TASK BRIEF:
Report each line of the records below that holds the word "more".

+ + +

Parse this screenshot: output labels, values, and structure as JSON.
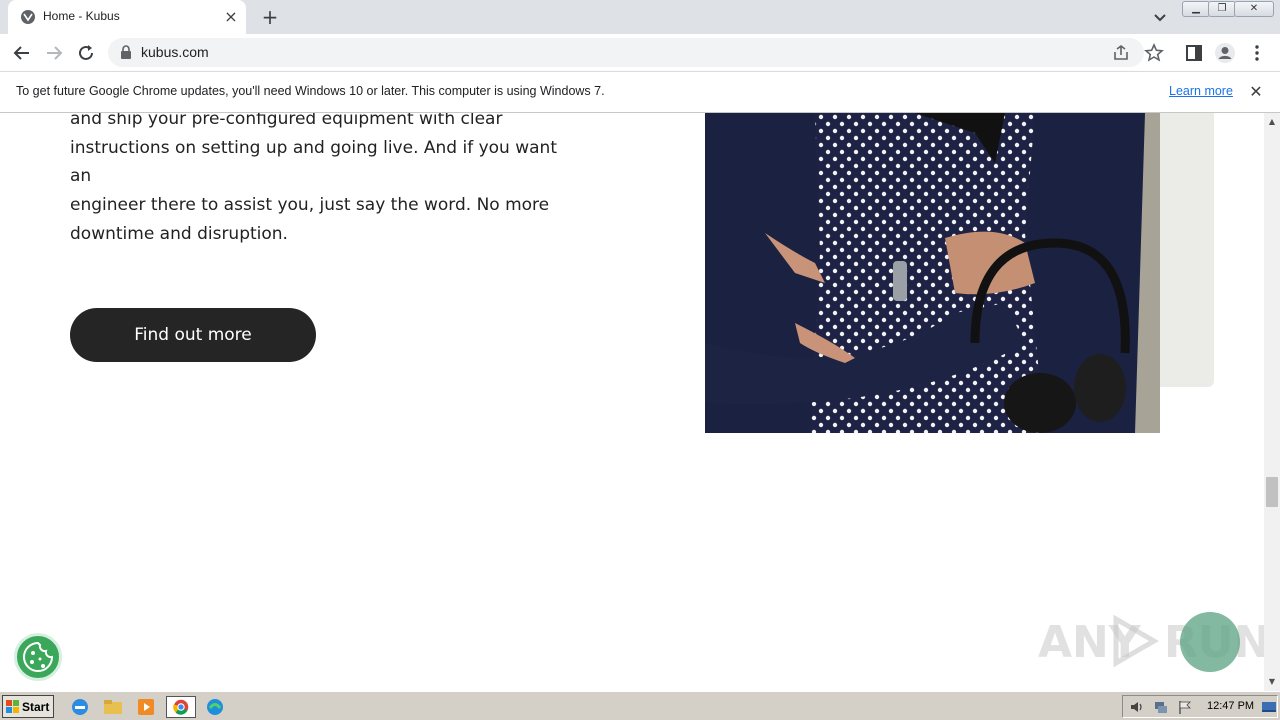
{
  "browser": {
    "tab_title": "Home - Kubus",
    "url": "kubus.com"
  },
  "infobar": {
    "message": "To get future Google Chrome updates, you'll need Windows 10 or later. This computer is using Windows 7.",
    "link": "Learn more"
  },
  "page": {
    "paragraph_lines": [
      "and ship your pre-configured equipment with clear",
      "instructions on setting up and going live. And if you want an",
      "engineer there to assist you, just say the word. No more",
      "downtime and disruption."
    ],
    "cta_label": "Find out more"
  },
  "watermark": {
    "text_left": "ANY",
    "text_right": "RUN"
  },
  "taskbar": {
    "start_label": "Start",
    "clock": "12:47 PM"
  },
  "colors": {
    "button_bg": "#252525",
    "cookie_green": "#3aa75a",
    "link_blue": "#1a73e8"
  }
}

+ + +

WORKED SOLUTION:
    "link": "Learn more"
      "engineer there to assist you, just say the word. No more",
    "cta_label": "Find out more"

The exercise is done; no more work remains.